- **PROBLEM DESCRIPTION**
The lines from the one containing "Extract the structured" through the last one in the data: please copy those exactly, and only those, without the pictures.

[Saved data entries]
========================================

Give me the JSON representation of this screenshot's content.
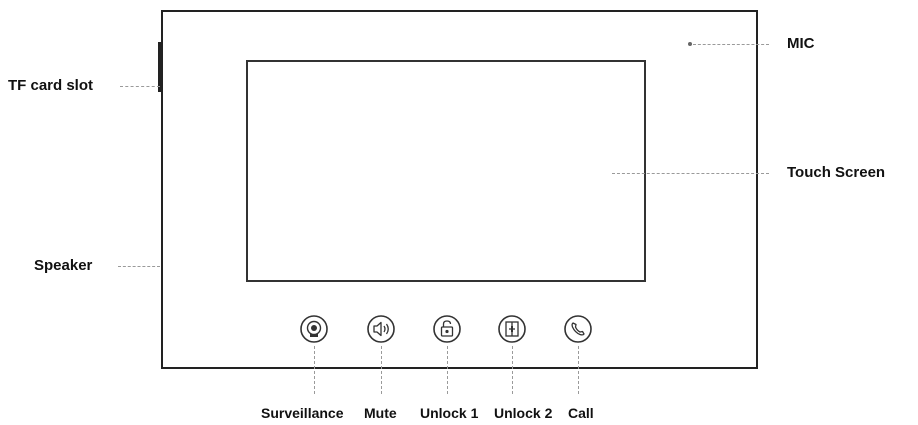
{
  "labels": {
    "tf_card_slot": "TF card slot",
    "speaker": "Speaker",
    "mic": "MIC",
    "touch_screen": "Touch Screen"
  },
  "buttons": [
    {
      "label": "Surveillance",
      "icon": "camera-icon"
    },
    {
      "label": "Mute",
      "icon": "speaker-icon"
    },
    {
      "label": "Unlock 1",
      "icon": "unlock-icon"
    },
    {
      "label": "Unlock 2",
      "icon": "door-icon"
    },
    {
      "label": "Call",
      "icon": "phone-icon"
    }
  ],
  "colors": {
    "outline": "#222222",
    "leader": "#9a9a9a",
    "text": "#111111"
  }
}
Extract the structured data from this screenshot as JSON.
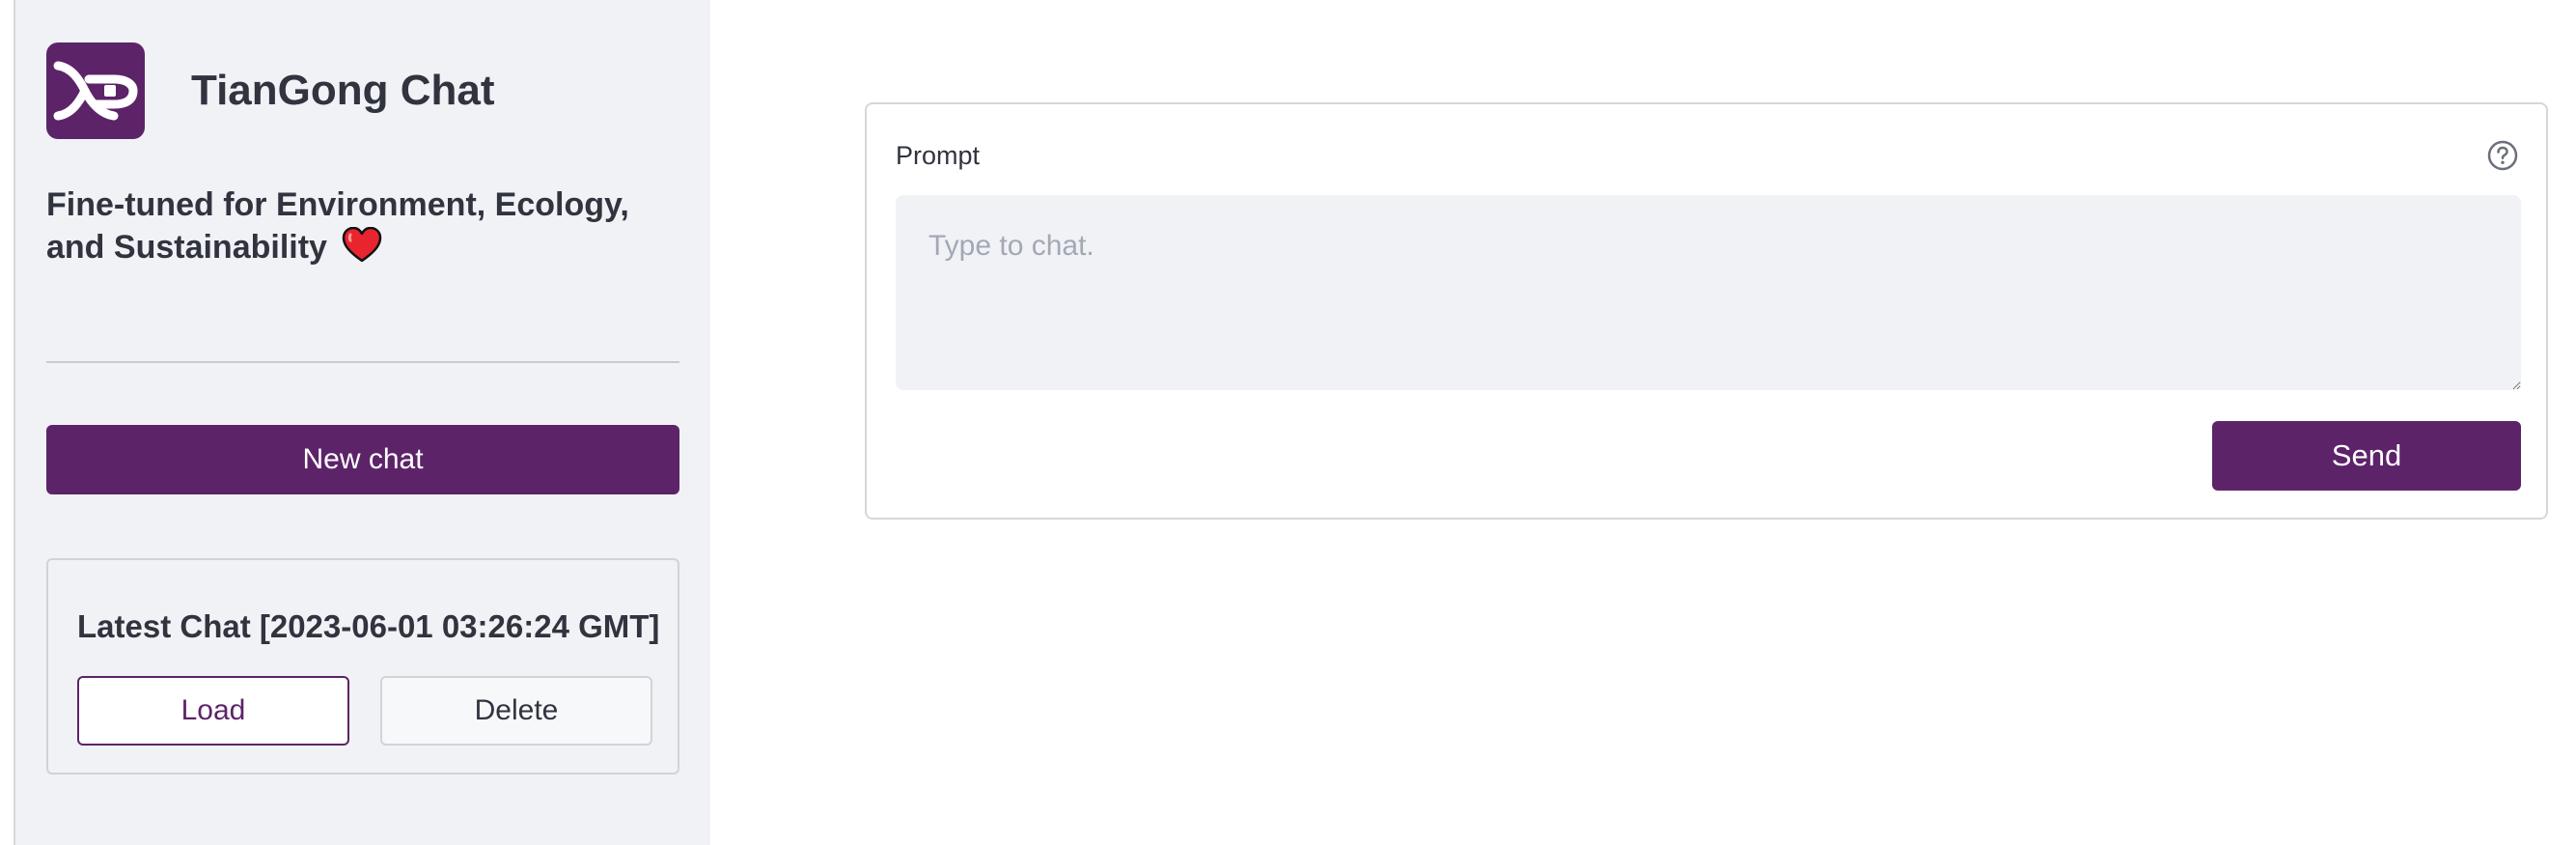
{
  "sidebar": {
    "app_title": "TianGong Chat",
    "tagline": "Fine-tuned for Environment, Ecology, and Sustainability",
    "logo_icon": "tiangong-logo-icon",
    "heart_icon": "red-heart-icon",
    "new_chat_label": "New chat",
    "latest_chat": {
      "title": "Latest Chat [2023-06-01 03:26:24 GMT]",
      "load_label": "Load",
      "delete_label": "Delete"
    }
  },
  "main": {
    "prompt": {
      "label": "Prompt",
      "placeholder": "Type to chat.",
      "value": "",
      "help_icon": "question-circle-icon",
      "send_label": "Send"
    }
  },
  "colors": {
    "accent": "#5d2369",
    "sidebar_bg": "#f0f2f6",
    "heart": "#e8252e",
    "text": "#31333f",
    "placeholder": "#a3a8b4"
  }
}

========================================

- **ANSWER TO THIS TASK**
Extract the structured data from this screenshot as JSON.
{
  "sidebar": {
    "app_title": "TianGong Chat",
    "tagline": "Fine-tuned for Environment, Ecology, and Sustainability",
    "logo_icon": "tiangong-logo-icon",
    "heart_icon": "red-heart-icon",
    "new_chat_label": "New chat",
    "latest_chat": {
      "title": "Latest Chat [2023-06-01 03:26:24 GMT]",
      "load_label": "Load",
      "delete_label": "Delete"
    }
  },
  "main": {
    "prompt": {
      "label": "Prompt",
      "placeholder": "Type to chat.",
      "value": "",
      "help_icon": "question-circle-icon",
      "send_label": "Send"
    }
  },
  "colors": {
    "accent": "#5d2369",
    "sidebar_bg": "#f0f2f6",
    "heart": "#e8252e",
    "text": "#31333f",
    "placeholder": "#a3a8b4"
  }
}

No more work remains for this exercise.